- 1/2 teaspoon pepper
- 1/4 teaspoon salt (optional, I leave it out)
- three dashes Tabasco sauce
- about 2 litres of milk – homogenized
- 1 cup heavy cream
- 1 lb (or more) white fish – such as haddock, cod or sole
- 1 lb (or more) shellfish – fresh, frozen or canned crab, shrimp, scallops, or lobster. I recommend using at least two – a 1/2 pound of each selection – in addition to the white fish. I strongly recommend scallops and lobster – I never use anything else. Don’t use any fish with a dominant flavour such as salmon, sardines, clams, etc.

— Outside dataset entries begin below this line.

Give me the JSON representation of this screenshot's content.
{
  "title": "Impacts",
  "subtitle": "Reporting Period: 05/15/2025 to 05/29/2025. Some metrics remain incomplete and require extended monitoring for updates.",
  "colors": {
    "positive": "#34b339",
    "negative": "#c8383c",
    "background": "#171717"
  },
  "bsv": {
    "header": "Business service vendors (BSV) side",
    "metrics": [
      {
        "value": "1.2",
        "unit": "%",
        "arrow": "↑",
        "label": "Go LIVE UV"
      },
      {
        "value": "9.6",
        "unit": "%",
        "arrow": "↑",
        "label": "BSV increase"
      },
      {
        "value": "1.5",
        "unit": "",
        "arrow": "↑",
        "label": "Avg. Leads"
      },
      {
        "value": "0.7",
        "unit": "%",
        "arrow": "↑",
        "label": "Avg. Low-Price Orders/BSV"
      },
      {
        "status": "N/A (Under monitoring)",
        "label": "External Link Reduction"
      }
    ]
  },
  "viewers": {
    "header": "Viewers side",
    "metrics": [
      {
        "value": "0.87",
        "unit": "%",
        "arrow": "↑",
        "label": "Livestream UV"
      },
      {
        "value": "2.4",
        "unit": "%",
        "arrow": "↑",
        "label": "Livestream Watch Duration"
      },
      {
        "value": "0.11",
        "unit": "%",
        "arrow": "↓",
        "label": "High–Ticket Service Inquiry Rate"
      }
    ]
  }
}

For this recipe, I almost always use at least a pound of haddock and/or cod, a small package of frozen small-sized scallops and a can of frozen lobster knuckles and claws. I think the sweet scallops and lobster really make this chowder.

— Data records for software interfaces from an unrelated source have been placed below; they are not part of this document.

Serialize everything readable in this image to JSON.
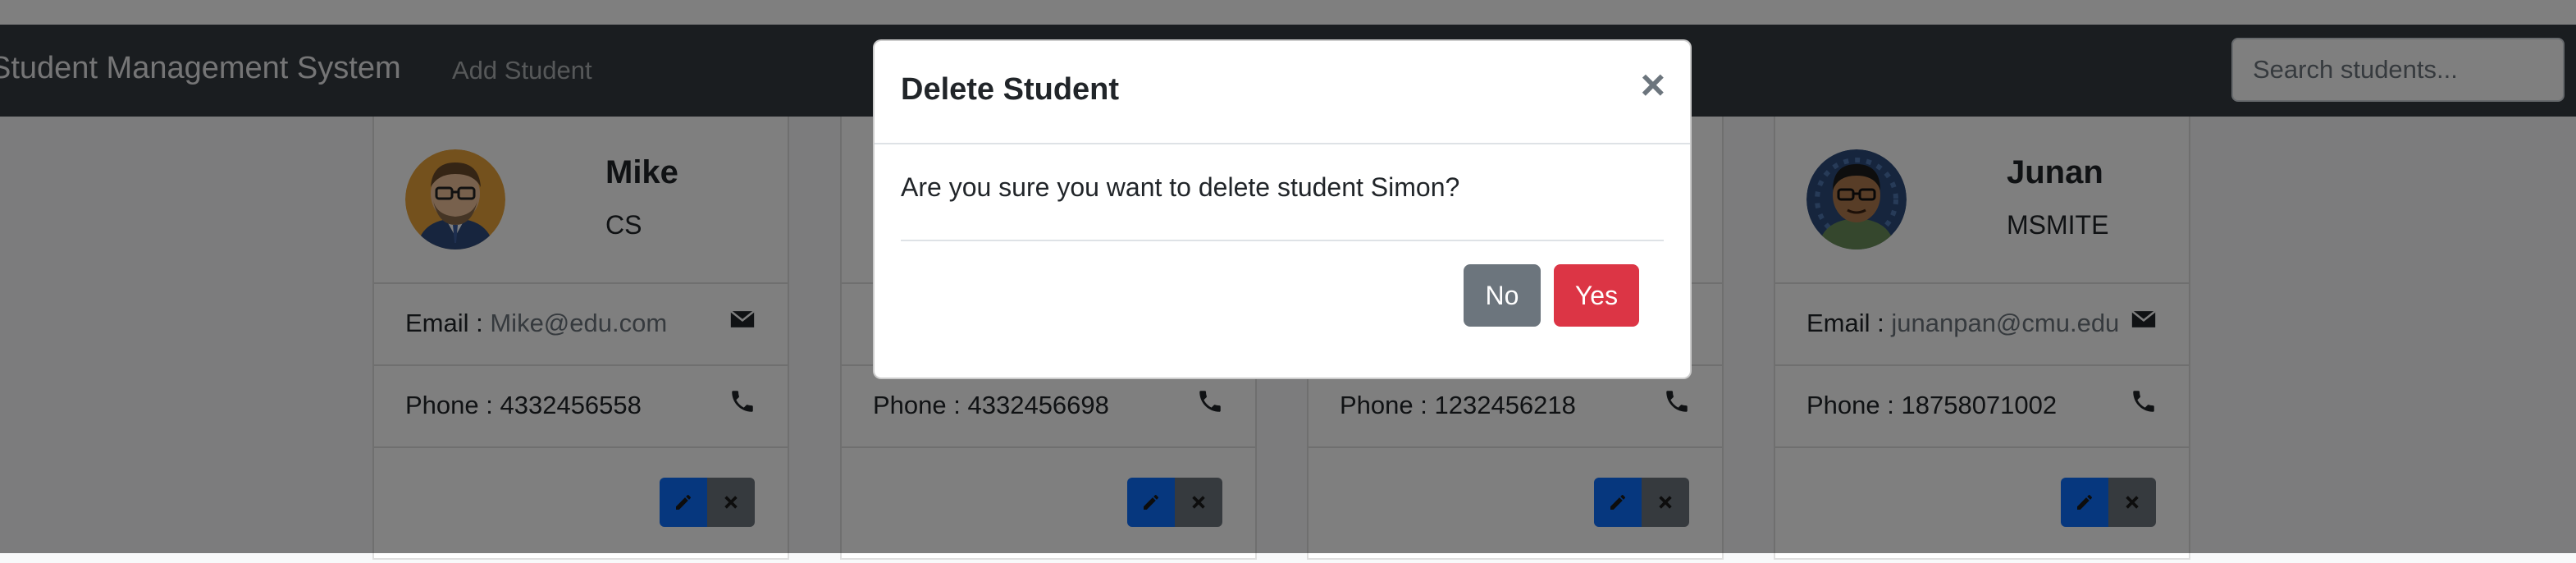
{
  "navbar": {
    "brand": "Student Management System",
    "add_link": "Add Student",
    "search_placeholder": "Search students..."
  },
  "cards": [
    {
      "name": "Mike",
      "major": "CS",
      "email_label": "Email : ",
      "email": "Mike@edu.com",
      "phone_label": "Phone : ",
      "phone": "4332456558",
      "avatar_icon": "avatar-man-glasses"
    },
    {
      "name": "",
      "major": "",
      "email_label": "",
      "email": "",
      "phone_label": "Phone : ",
      "phone": "4332456698",
      "avatar_icon": "avatar"
    },
    {
      "name": "",
      "major": "",
      "email_label": "",
      "email": "",
      "phone_label": "Phone : ",
      "phone": "1232456218",
      "avatar_icon": "avatar"
    },
    {
      "name": "Junan",
      "major": "MSMITE",
      "email_label": "Email : ",
      "email": "junanpan@cmu.edu",
      "phone_label": "Phone : ",
      "phone": "18758071002",
      "avatar_icon": "avatar-man-glasses-green-shirt"
    }
  ],
  "icons": {
    "email": "envelope-icon",
    "phone": "phone-icon",
    "edit": "pencil-icon",
    "delete": "close-icon"
  },
  "modal": {
    "title": "Delete Student",
    "close_glyph": "×",
    "message": "Are you sure you want to delete student Simon?",
    "no_label": "No",
    "yes_label": "Yes"
  },
  "colors": {
    "navbar": "#343a40",
    "edit_button": "#0d6efd",
    "delete_button": "#6c757d",
    "no_button": "#6c757d",
    "yes_button": "#dc3545"
  }
}
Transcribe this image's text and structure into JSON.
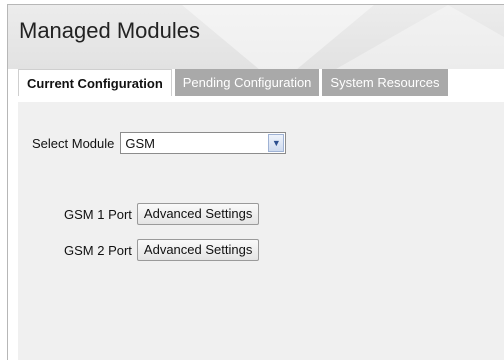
{
  "page_title": "Managed Modules",
  "tabs": [
    {
      "label": "Current Configuration",
      "active": true
    },
    {
      "label": "Pending Configuration",
      "active": false
    },
    {
      "label": "System Resources",
      "active": false
    }
  ],
  "module_select": {
    "label": "Select Module",
    "value": "GSM"
  },
  "ports": [
    {
      "label": "GSM 1 Port",
      "button": "Advanced Settings"
    },
    {
      "label": "GSM 2 Port",
      "button": "Advanced Settings"
    }
  ]
}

In a large Dutch oven, melt the butter and then sauté the onions and celery over medium heat – allow them to soften a little – just a few minutes. Add the potato and add only enough chicken broth (or water) to barely cover. Cook until the potato is just barely tender. Add the basil, oregano, celery salt, pepper, salt (if using), paprika and Tabasco sauce. It will seem like a lot of spices, don’t worry.
Layer the fish and shellfish on top. Add just enough chicken broth (or water) to cover. Cook only until fish barely flakes.
Add the cream, and then fill the pot with the milk. If you think you’re going to run out of room in the pot, skimp on the milk, not the cream. My Dutch oven is standard-sized, and there is plenty of room.
Allow the chowder to warm through. Keep on a bare simmer until serving or refrigerate and slowly heat up before serving.
Water is traditionally used in chowders such as this, and will taste just fine if you opt for that instead of broth. If using broth, as I do, I recommend using a sodium reduced variety (I use one of those 900 ml tetra paks) – if you find it’s not enough, you can make up the difference with water. The chicken broth adds just a bit of richness to the chowder.
I find chowder is best on the second day, so when entertaining, make it the day before – it will save you time and stress on the day as well.
After refrigeration, I put the pot on low and allow 45 minutes it to heat through. Do not allow the chowder to boil – low heat is key.
You will notice that the spices seem to sit on top of the chowder, like an oil slick. Don’t worry – when you serve, give a little stir and then scoop – just the right amount of spice will come up with the ladle.